UCL Hebrew & Jewish Studies


Challenging the Binary: Non-Binary, Genderqueer, and Gender-Neutral Language

13 June 2023–15 June 2023, 9:00 am–5:00 pm

an image of pronouns in various languages and fonts

The purpose of this three-day conference (13-15 June 2023) is to explore non-binary, gender-inclusive, and gender-non-conforming language cross-linguistically.

Event Information

Open to

All | UCL staff | UCL students | UCL alumni






Lily Kahn

The conference will be held in hybrid format (in person at University College London and online) 13-15 June 2023.

Growing recognition and understanding of gender-non-conforming, non-binary, queer, and other gender identities have led to shifts in language use and structures. One of the most obvious examples is the increased popularity of declaring one’s gender using gender-neutral and neo-pronouns in languages that traditionally lack such forms of expression, e.g. the English they/them/their and ze/zer/zeir. Expressing non-binary identities in languages with grammatical gender can be challenging and has led to the emergence of new noun and adjective forms, such as the gender-neutral Spanish chique/chiques ‘child/children’ from the older binary forms chico/chicos ‘boy/boys’ and chica/chicas ‘girl/girls’. Similarly, in some languages (e.g. Hebrew, Arabic, Welsh, and French), even verb forms or prepositions can be gendered, which means that the introduction of new gender-neutral forms is starting to change the verbal structures of the languages in question. Likewise, growing numbers of languages are introducing innovative gender-neutral orthographic symbols; for example, in Spanish the letter x has come to be used as an inclusive replacement for masculine and feminine noun and adjective endings in writing. Conversely, speakers of languages without grammatical gender, such as Finnish, have seen other linguistic developments in response to gender diversity, such as the use of English pronouns, gender-neutral names, and new vocabulary to describe the range of gender identities. Another aspect of these societal changes is the spread of new practical ways to enable and support the expression of gender identities in the language classroom (for both teachers and students).
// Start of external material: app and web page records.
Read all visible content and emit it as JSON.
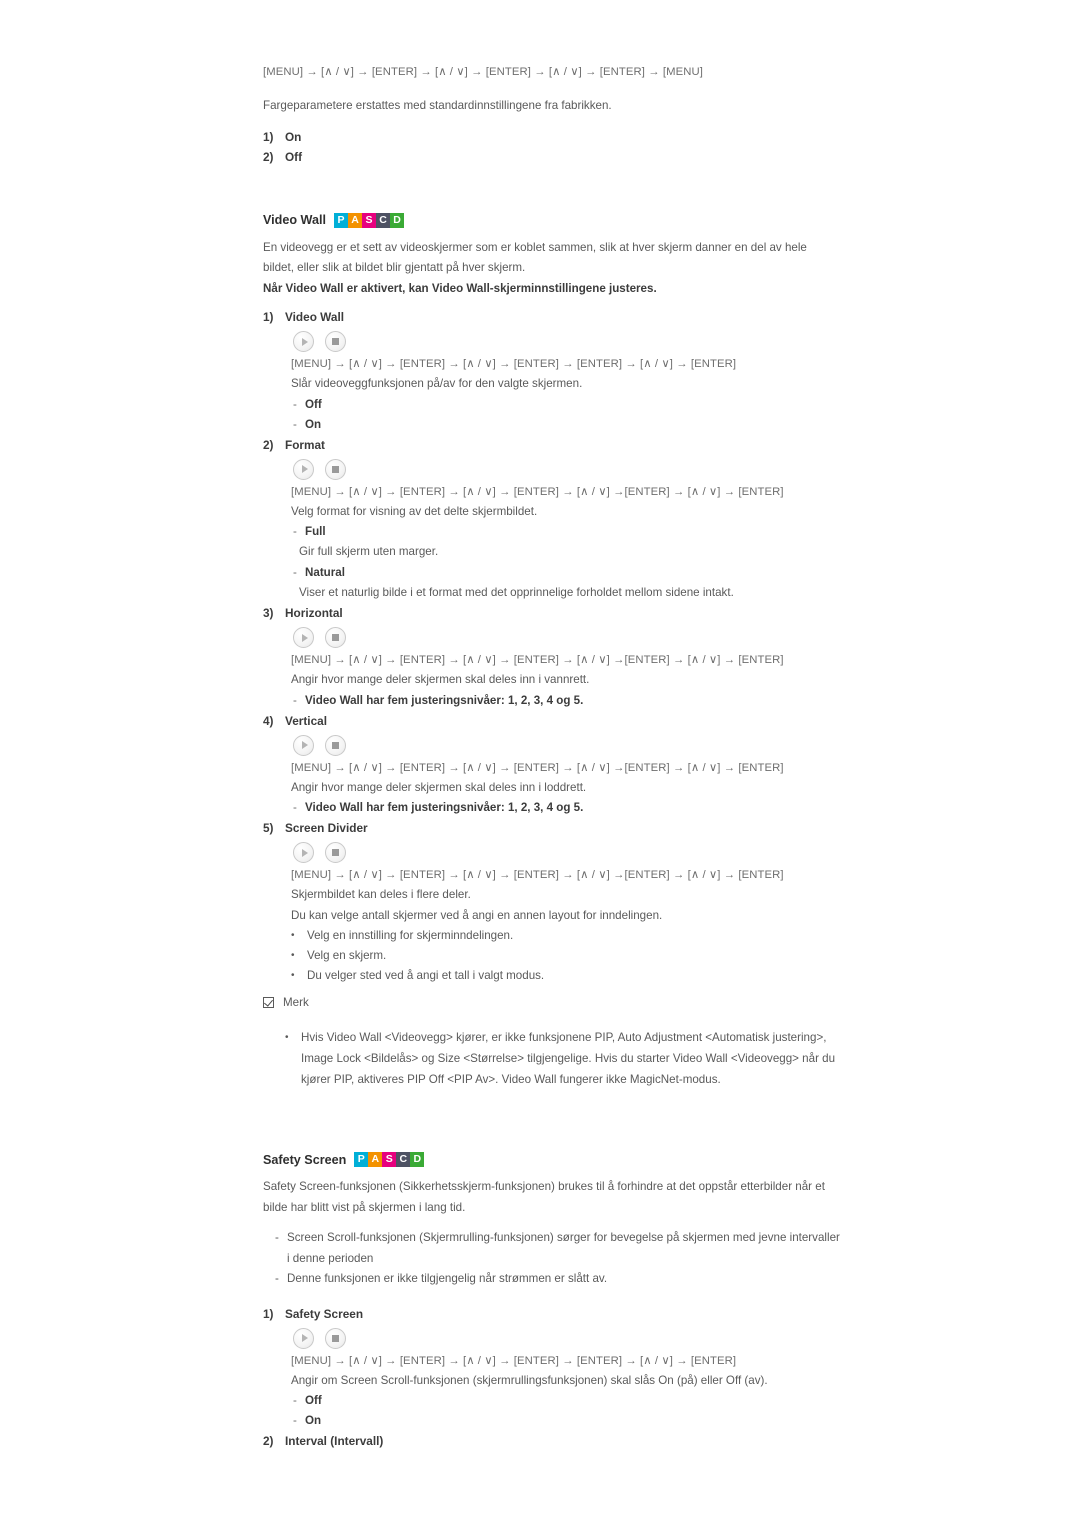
{
  "document": {
    "language": "Norwegian",
    "text_color": "#5a5a5a"
  },
  "badge": {
    "letters": [
      "P",
      "A",
      "S",
      "C",
      "D"
    ],
    "colors": [
      "#00AFD7",
      "#F39200",
      "#E6007E",
      "#4D5263",
      "#3AAA35"
    ]
  },
  "media_buttons": {
    "play_label": "play-button",
    "stop_label": "stop-button"
  },
  "top_section": {
    "keyseq": "[MENU] → [∧ / ∨] → [ENTER] → [∧ / ∨] → [ENTER] → [∧ / ∨] → [ENTER] → [MENU]",
    "description": "Fargeparametere erstattes med standardinnstillingene fra fabrikken.",
    "items": [
      {
        "num": "1)",
        "label": "On"
      },
      {
        "num": "2)",
        "label": "Off"
      }
    ]
  },
  "video_wall": {
    "title": "Video Wall",
    "intro_line_1": "En videovegg er et sett av videoskjermer som er koblet sammen, slik at hver skjerm danner en del av hele",
    "intro_line_2": "bildet, eller slik at bildet blir gjentatt på hver skjerm.",
    "intro_bold": "Når Video Wall er aktivert, kan Video Wall-skjerminnstillingene justeres.",
    "items": [
      {
        "num": "1)",
        "label": "Video Wall",
        "keyseq": "[MENU] → [∧ / ∨] → [ENTER] → [∧ / ∨] → [ENTER] → [ENTER] → [∧ / ∨] → [ENTER]",
        "description": "Slår videoveggfunksjonen på/av for den valgte skjermen.",
        "options": [
          {
            "label": "Off",
            "bold": true
          },
          {
            "label": "On",
            "bold": true
          }
        ]
      },
      {
        "num": "2)",
        "label": "Format",
        "keyseq": "[MENU] → [∧ / ∨] → [ENTER] → [∧ / ∨] → [ENTER] → [∧ / ∨] →[ENTER] → [∧ / ∨] → [ENTER]",
        "description": "Velg format for visning av det delte skjermbildet.",
        "options": [
          {
            "label": "Full",
            "bold": true,
            "detail": "Gir full skjerm uten marger."
          },
          {
            "label": "Natural",
            "bold": true,
            "detail": "Viser et naturlig bilde i et format med det opprinnelige forholdet mellom sidene intakt."
          }
        ]
      },
      {
        "num": "3)",
        "label": "Horizontal",
        "keyseq": "[MENU] → [∧ / ∨] → [ENTER] → [∧ / ∨] → [ENTER] → [∧ / ∨] →[ENTER] → [∧ / ∨] → [ENTER]",
        "description": "Angir hvor mange deler skjermen skal deles inn i vannrett.",
        "options": [
          {
            "label": "Video Wall har fem justeringsnivåer: 1, 2, 3, 4 og 5.",
            "bold": true
          }
        ]
      },
      {
        "num": "4)",
        "label": "Vertical",
        "keyseq": "[MENU] → [∧ / ∨] → [ENTER] → [∧ / ∨] → [ENTER] → [∧ / ∨] →[ENTER] → [∧ / ∨] → [ENTER]",
        "description": "Angir hvor mange deler skjermen skal deles inn i loddrett.",
        "options": [
          {
            "label": "Video Wall har fem justeringsnivåer: 1, 2, 3, 4 og 5.",
            "bold": true
          }
        ]
      },
      {
        "num": "5)",
        "label": "Screen Divider",
        "keyseq": "[MENU] → [∧ / ∨] → [ENTER] → [∧ / ∨] → [ENTER] → [∧ / ∨] →[ENTER] → [∧ / ∨] → [ENTER]",
        "description": "Skjermbildet kan deles i flere deler.",
        "description_2": "Du kan velge antall skjermer ved å angi en annen layout for inndelingen.",
        "bullets": [
          "Velg en innstilling for skjerminndelingen.",
          "Velg en skjerm.",
          "Du velger sted ved å angi et tall i valgt modus."
        ]
      }
    ],
    "note": {
      "title": "Merk",
      "body_line_1": "Hvis Video Wall <Videovegg> kjører, er ikke funksjonene PIP, Auto Adjustment <Automatisk justering>,",
      "body_line_2": "Image Lock <Bildelås> og Size <Størrelse> tilgjengelige. Hvis du starter Video Wall <Videovegg> når du",
      "body_line_3": "kjører PIP, aktiveres PIP Off <PIP Av>. Video Wall fungerer ikke MagicNet-modus."
    }
  },
  "safety_screen": {
    "title": "Safety Screen",
    "intro_line_1": "Safety Screen-funksjonen (Sikkerhetsskjerm-funksjonen) brukes til å forhindre at det oppstår etterbilder når et",
    "intro_line_2": "bilde har blitt vist på skjermen i lang tid.",
    "dashes": [
      "Screen Scroll-funksjonen (Skjermrulling-funksjonen) sørger for bevegelse på skjermen med jevne intervaller",
      "i denne perioden",
      "Denne funksjonen er ikke tilgjengelig når strømmen er slått av."
    ],
    "items": [
      {
        "num": "1)",
        "label": "Safety Screen",
        "keyseq": "[MENU] → [∧ / ∨] → [ENTER] → [∧ / ∨] → [ENTER] → [ENTER] → [∧ / ∨] → [ENTER]",
        "description": "Angir om Screen Scroll-funksjonen (skjermrullingsfunksjonen) skal slås On (på) eller Off (av).",
        "options": [
          {
            "label": "Off",
            "bold": true
          },
          {
            "label": "On",
            "bold": true
          }
        ]
      },
      {
        "num": "2)",
        "label": "Interval (Intervall)"
      }
    ]
  }
}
The purpose of this three-day conference is to explore non-binary, gender-inclusive, and gender-non-conforming language cross-linguistically. We welcome contributions on all languages, but are especially interested in minority, endangered, and Indigenous languages.

The registration fees are £50 (regular), £25 (student), and £15 (online). The in-person fees cover the cost of refreshments during breaks and the reception, while the online fee covers admin costs associated with the event.
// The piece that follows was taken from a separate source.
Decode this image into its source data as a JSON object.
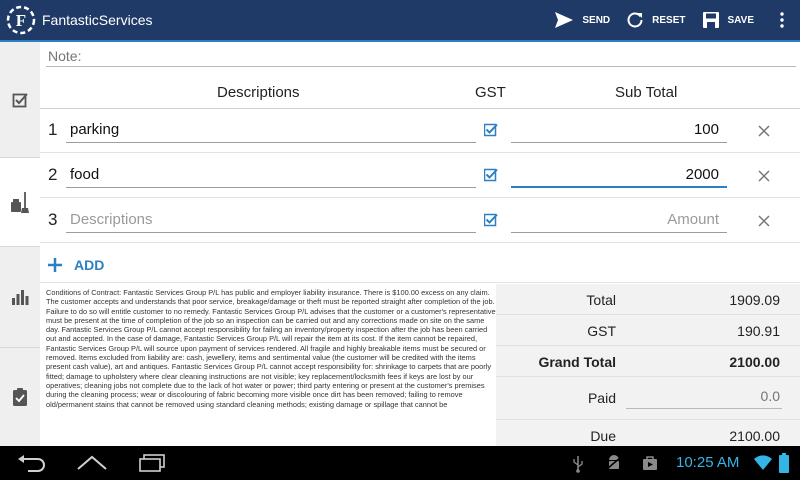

The Engineering Building on Malet Place is accessed via the first entrance on the left after the metal gates into Malet Place. There are security guards at the gate that will be happy to point you in the right direction. 

There is a cafe with coffee, tea, bubble tea, and snacks in the ground floor of the Engineering building. 
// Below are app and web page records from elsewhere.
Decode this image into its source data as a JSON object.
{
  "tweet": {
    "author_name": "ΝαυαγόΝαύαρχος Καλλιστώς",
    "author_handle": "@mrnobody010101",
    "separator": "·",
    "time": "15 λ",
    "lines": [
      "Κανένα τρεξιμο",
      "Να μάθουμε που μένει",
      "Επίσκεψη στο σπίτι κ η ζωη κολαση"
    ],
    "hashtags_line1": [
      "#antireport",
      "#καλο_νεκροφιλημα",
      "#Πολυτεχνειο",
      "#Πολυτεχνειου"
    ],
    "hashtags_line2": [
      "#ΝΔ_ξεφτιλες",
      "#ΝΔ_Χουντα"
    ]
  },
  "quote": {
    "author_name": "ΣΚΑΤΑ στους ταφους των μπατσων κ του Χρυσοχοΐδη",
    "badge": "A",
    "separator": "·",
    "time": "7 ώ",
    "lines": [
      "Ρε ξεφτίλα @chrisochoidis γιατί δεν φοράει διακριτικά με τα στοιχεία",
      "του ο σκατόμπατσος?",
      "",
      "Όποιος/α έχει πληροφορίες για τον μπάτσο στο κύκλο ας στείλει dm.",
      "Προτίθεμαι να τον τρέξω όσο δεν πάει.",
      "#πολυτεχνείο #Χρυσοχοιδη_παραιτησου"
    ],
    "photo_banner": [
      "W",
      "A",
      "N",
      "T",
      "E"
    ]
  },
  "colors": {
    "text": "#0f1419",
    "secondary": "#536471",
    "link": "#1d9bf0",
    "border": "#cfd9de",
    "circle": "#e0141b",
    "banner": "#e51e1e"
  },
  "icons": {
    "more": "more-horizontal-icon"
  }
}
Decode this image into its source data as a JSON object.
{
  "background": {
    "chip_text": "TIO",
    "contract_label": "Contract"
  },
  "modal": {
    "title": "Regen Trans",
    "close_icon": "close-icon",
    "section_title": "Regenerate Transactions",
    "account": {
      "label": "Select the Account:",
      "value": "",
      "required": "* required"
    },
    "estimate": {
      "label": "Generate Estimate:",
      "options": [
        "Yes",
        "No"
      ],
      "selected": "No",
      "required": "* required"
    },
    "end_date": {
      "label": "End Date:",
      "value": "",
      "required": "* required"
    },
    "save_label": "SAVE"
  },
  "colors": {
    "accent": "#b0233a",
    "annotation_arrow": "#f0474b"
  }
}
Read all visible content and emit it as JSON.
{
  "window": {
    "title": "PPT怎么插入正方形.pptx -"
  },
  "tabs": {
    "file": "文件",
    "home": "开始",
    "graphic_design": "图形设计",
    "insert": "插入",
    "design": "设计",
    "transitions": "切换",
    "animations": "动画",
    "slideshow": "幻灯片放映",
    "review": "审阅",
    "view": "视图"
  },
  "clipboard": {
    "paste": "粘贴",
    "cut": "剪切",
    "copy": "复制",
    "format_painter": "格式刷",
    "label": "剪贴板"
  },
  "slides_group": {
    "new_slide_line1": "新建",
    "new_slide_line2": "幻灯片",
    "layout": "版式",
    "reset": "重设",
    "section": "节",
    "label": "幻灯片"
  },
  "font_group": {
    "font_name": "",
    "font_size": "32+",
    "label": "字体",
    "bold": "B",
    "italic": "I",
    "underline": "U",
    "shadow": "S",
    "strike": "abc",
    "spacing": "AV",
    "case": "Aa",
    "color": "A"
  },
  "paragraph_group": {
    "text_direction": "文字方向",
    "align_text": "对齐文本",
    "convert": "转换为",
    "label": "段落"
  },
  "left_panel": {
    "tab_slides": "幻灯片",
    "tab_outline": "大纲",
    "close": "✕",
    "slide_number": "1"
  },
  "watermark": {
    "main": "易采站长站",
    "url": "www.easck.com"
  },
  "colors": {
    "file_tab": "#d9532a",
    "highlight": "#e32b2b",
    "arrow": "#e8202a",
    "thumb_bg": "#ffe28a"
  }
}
Map of UCL buildings on Malet Place



Following are our suggestions regarding accommodation:

Mid range:

  • The Tavistock Hotel, 48-55 Tavistock Square, London WC1H 9EU
  • Goodenough Club, 23 Mecklenburgh Square, London WC1N 2AD
  • Goodge Street Premier Inn, Brook House, Torrington Place, London WC1E 7HN
  • Bedford Hotel, 83-95 Southampton Row, London WX1b 4HD


  • St Athans Hotel, 20 Tavistock Place London WC1H 9RE


  • Radisson Blu Edwardian Kenilworth Hotel,  97 Great Russell Street Bloomsbury London, London WC1B 3LB



      Students £25 / Online only £15